Ravenna (in romagnolo dialect: Ravena) is the capital city of the Province of Ravenna in the Emilia-Romagna region of Italy and the second largest comune in Italy by land area, although, at 652.89 km2 (252.08 sq mi), it is little more than half the size of the largest commune, Rome.

Ravenna was the capital city of the Western Roman Empire from 402 until that empire collapsed in 476, leaving Constantinople as the only capital of the Roman world. Afterwards, it served as the capital of the Kingdom of the Ostrogoths. Later, the city formed the centre of the Byzantine Exarchate of Ravenna until the invasion of the Franks in 751, after which it then became the seat of the Kingdom of the Lombards.
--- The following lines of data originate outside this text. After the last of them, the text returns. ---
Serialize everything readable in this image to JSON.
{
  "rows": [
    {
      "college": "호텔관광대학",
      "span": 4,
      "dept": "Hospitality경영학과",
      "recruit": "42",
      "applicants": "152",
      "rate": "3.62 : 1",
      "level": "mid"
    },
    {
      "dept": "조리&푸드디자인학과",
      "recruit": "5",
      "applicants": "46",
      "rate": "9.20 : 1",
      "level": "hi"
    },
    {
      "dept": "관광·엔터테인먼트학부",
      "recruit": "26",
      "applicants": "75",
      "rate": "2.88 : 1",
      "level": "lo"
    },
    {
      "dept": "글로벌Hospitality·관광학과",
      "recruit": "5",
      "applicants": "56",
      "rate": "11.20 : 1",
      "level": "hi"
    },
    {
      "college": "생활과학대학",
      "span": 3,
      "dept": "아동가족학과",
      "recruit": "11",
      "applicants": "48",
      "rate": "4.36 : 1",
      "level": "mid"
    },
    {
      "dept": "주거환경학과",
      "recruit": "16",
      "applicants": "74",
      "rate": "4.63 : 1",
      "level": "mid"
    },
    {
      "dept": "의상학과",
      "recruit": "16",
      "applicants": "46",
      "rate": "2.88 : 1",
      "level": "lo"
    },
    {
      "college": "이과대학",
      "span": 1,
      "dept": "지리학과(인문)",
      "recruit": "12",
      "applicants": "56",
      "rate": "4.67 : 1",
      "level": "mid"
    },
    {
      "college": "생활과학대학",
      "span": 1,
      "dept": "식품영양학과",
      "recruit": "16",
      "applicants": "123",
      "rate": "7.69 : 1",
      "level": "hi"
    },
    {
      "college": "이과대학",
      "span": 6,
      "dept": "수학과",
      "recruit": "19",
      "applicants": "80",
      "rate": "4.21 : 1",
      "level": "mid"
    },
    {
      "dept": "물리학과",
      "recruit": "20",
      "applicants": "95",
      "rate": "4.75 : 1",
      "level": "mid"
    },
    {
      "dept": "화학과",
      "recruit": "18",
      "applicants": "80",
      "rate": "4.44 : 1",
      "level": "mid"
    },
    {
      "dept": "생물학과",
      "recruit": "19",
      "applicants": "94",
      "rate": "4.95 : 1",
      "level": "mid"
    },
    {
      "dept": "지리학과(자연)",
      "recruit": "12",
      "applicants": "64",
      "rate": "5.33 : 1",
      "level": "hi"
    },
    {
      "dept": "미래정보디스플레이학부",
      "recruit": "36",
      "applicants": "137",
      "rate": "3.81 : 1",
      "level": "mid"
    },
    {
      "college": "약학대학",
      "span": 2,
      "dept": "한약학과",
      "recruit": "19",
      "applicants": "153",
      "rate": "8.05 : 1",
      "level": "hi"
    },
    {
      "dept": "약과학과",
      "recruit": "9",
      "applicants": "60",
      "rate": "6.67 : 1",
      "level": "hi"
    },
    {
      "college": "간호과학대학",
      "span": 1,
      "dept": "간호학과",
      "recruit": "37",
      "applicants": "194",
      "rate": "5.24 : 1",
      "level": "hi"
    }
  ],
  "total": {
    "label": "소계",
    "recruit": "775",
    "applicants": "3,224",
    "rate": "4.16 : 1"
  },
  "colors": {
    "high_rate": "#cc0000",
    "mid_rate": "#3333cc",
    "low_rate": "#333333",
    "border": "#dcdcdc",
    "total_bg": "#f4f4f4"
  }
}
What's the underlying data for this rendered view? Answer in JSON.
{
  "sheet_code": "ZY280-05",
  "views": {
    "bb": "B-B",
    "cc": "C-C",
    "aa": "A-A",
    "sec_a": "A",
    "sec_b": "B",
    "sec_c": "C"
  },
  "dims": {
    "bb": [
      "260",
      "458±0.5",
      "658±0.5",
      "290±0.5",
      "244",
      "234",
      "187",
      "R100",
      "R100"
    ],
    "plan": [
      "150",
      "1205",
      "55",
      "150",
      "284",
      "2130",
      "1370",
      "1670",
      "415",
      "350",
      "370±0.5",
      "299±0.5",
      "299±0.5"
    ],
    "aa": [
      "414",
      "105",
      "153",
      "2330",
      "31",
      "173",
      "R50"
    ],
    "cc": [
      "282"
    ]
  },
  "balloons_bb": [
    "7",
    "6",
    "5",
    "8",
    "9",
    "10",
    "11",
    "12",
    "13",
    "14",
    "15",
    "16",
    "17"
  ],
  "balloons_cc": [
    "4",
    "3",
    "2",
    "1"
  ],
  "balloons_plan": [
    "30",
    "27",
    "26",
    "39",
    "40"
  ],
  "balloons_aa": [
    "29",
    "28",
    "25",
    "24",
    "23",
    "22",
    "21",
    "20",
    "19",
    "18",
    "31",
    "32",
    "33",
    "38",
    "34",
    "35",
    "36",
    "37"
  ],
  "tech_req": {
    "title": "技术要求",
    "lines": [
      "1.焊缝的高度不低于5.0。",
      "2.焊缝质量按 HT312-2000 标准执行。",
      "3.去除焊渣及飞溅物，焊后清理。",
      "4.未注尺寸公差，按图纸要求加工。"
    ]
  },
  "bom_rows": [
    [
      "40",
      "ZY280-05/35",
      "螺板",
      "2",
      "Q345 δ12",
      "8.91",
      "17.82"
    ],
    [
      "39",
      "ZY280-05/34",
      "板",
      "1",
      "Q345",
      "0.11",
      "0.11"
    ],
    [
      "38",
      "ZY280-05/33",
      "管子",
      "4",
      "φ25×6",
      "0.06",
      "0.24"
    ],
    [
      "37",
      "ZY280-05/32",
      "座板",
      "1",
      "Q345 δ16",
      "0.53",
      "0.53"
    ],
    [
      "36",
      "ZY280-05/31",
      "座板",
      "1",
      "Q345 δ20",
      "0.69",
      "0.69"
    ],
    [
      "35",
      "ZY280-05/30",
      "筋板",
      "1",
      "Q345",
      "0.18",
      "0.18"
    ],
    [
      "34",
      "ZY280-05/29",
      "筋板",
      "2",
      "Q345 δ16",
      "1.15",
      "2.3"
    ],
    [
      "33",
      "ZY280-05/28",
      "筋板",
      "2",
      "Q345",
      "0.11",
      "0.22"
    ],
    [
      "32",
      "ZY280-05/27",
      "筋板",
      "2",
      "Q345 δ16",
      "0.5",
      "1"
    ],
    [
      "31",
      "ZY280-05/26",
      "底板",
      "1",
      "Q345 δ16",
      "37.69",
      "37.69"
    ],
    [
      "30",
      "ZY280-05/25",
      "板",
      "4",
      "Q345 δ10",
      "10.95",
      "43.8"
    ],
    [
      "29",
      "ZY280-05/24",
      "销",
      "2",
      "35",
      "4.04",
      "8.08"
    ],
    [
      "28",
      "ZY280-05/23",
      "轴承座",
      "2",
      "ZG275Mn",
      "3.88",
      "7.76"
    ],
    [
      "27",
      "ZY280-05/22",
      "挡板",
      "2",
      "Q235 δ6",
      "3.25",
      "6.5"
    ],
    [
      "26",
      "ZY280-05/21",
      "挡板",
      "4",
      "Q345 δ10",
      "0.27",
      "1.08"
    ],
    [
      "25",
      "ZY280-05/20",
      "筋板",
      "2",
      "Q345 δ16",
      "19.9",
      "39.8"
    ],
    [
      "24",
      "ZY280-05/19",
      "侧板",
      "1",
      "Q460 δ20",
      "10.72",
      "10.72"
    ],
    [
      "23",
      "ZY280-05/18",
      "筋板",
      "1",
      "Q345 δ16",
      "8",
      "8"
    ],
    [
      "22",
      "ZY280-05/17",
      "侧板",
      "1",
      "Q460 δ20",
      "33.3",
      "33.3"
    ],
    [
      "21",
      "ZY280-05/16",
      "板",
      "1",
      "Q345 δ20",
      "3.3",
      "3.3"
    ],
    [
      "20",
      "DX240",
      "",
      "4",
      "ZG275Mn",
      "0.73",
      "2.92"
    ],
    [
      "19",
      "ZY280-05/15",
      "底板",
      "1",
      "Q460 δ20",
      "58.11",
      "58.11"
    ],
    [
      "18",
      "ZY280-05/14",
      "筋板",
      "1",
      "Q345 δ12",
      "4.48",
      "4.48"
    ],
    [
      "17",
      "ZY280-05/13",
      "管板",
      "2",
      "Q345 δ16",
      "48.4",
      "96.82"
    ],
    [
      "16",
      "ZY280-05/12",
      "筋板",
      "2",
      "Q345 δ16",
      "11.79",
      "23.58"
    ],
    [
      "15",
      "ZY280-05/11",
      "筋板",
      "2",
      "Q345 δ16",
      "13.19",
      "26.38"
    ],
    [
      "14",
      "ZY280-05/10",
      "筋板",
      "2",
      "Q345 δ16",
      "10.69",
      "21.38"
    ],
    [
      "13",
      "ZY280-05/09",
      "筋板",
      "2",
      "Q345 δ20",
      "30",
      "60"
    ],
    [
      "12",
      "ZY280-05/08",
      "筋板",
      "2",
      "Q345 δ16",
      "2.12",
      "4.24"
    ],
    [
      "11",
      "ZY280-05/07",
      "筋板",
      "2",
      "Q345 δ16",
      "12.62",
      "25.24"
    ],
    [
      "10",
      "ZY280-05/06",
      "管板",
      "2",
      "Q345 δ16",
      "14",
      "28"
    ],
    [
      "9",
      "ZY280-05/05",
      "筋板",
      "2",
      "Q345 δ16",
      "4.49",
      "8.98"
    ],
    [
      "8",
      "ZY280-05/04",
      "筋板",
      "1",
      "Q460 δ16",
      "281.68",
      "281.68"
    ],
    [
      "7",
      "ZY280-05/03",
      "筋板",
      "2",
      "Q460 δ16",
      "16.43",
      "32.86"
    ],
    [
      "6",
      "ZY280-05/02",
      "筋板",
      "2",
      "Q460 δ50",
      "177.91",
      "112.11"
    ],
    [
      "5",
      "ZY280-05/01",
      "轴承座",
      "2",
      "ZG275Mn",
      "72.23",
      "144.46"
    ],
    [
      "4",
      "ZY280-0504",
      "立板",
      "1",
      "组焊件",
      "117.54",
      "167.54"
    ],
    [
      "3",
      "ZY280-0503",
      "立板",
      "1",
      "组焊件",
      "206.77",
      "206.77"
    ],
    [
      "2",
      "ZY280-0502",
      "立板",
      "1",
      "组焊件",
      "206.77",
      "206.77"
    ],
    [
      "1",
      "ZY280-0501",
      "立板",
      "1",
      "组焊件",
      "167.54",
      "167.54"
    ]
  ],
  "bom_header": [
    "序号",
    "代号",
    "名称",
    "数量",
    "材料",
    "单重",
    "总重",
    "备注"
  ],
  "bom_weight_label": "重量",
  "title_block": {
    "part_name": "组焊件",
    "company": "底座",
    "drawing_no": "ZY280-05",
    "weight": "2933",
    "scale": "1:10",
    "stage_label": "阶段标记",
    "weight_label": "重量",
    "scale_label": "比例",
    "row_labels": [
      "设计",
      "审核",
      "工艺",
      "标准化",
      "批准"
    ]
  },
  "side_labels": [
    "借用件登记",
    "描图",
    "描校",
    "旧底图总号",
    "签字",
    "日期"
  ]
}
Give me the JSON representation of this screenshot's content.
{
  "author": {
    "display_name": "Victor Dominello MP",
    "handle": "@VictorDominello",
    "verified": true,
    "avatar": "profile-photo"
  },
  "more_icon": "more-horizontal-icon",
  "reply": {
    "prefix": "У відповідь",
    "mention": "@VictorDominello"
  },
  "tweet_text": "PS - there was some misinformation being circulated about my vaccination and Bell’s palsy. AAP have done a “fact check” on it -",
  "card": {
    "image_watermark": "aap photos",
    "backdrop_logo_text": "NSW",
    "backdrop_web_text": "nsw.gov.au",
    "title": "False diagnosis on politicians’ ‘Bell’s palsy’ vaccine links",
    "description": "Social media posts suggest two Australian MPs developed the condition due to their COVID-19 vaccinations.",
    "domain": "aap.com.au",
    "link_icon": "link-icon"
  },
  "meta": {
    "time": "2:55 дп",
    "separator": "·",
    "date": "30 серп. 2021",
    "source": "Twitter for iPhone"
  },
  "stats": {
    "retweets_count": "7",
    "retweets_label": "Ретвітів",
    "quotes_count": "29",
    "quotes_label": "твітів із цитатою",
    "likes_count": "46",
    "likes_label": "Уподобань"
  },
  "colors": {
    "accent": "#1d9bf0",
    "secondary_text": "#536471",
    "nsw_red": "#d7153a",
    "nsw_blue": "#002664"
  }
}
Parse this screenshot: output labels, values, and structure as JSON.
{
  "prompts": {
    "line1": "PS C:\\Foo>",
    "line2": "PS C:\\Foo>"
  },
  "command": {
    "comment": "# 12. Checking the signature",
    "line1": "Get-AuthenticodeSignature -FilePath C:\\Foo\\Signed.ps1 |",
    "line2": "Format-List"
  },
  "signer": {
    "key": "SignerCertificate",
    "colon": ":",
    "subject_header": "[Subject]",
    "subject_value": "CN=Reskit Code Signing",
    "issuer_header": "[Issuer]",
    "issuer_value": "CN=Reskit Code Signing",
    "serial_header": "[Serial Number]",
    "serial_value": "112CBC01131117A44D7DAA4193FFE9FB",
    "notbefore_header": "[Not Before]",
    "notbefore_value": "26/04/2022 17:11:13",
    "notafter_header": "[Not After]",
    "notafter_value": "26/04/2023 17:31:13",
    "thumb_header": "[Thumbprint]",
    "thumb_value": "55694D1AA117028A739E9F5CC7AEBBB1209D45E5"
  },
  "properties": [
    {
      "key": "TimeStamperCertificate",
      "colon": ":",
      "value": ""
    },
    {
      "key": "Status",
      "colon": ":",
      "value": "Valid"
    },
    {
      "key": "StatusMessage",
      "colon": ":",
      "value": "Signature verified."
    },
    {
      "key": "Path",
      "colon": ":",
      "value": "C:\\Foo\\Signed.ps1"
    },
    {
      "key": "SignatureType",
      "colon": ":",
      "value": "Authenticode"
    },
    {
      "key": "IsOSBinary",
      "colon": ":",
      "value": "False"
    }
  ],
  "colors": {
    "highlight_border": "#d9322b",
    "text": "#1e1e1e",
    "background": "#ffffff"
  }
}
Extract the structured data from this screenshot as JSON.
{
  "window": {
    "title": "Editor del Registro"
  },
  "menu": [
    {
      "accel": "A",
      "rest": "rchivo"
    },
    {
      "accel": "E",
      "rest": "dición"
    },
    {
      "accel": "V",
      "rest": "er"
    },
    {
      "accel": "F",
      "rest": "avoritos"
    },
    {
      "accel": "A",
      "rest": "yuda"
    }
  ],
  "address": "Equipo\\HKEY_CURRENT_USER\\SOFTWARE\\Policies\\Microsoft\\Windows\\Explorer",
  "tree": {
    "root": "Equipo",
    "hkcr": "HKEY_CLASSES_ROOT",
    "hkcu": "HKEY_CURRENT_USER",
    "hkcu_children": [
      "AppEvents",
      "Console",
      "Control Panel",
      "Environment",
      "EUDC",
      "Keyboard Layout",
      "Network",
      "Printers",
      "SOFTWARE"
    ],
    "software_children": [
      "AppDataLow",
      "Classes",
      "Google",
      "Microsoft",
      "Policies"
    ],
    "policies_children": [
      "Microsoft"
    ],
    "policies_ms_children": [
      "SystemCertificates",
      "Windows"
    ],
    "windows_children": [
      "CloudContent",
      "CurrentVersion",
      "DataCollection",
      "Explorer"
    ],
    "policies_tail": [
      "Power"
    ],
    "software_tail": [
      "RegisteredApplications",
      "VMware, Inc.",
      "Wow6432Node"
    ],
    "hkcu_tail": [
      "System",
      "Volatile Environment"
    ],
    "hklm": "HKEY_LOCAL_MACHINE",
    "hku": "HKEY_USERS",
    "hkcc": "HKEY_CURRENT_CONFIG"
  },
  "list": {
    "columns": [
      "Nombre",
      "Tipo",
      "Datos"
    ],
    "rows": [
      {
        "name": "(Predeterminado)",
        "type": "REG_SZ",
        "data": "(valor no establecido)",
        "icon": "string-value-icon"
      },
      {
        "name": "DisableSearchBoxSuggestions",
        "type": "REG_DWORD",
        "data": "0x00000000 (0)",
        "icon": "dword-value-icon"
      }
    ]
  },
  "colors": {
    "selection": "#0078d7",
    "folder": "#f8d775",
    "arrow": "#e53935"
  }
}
Although an inland city, Ravenna is connected to the Adriatic Sea by the Candiano Canal. It is the location of eight UNESCO World Heritage Sites.


The history of Ravenna

Pills of history...


The origin of the name Ravenna is unclear, although it is believed the name is Etruscan.

Some have speculated that the todays name of "Ravenna" is related to "Rasenna" (later "Rasna"), the term that the Etruscans used for themselves, but there is no agreement on this point.

The city soon grew in importance. In 402 the capital of the Roman Empire was moved from Milan to Ravenna, but this did not prevent the deposition in 476 the last emperor, Romulus Augustus.







Became the capital of the kingdom of the Goths, then Ravenna returned under the control of the Eastern Empire, which ruled here the capital of the Exarchate who controlled Italy. After the fall of the Exarchate, the city came under the control of the Pope until the annexation to the Kingdom of Italy.

The tour winds through the city's monuments classified as World Heritage.


Main sight and culture in Ravenna

Art and Literature...

Mosaic portrait of Jesus of 6th century, long-haired and bearded, dressed as a Greco-Roman priest and king (Basilica of Sant'Apollinare Nuovo)
Mosaic of the Palace of Theodoric (Basilica of Sant'Apollinare Nuovo).
Dante's Tomb. A neoclassical structure by Camillo Morigia, 1780 Mausoleum of Galla Placidia

The Arian Baptistry

The Mausoleum of Theodoric


Lord Byron lived in Ravenna between 1819 and 1821, led by the love for a local aristocratic and married young woman, Teresa Guiccioli. Here he continued the Don Juan and wrote the Ravenna Diary, My Dictionary and Recollections.

Oscar Wilde wrote a poem entitled "Ravenna" in 1878.

Part of the description above is taken from the Wikipedia article Ravenna with patent CC-BY-SA. The full list of those who have contributed to the drafting of the article is available here.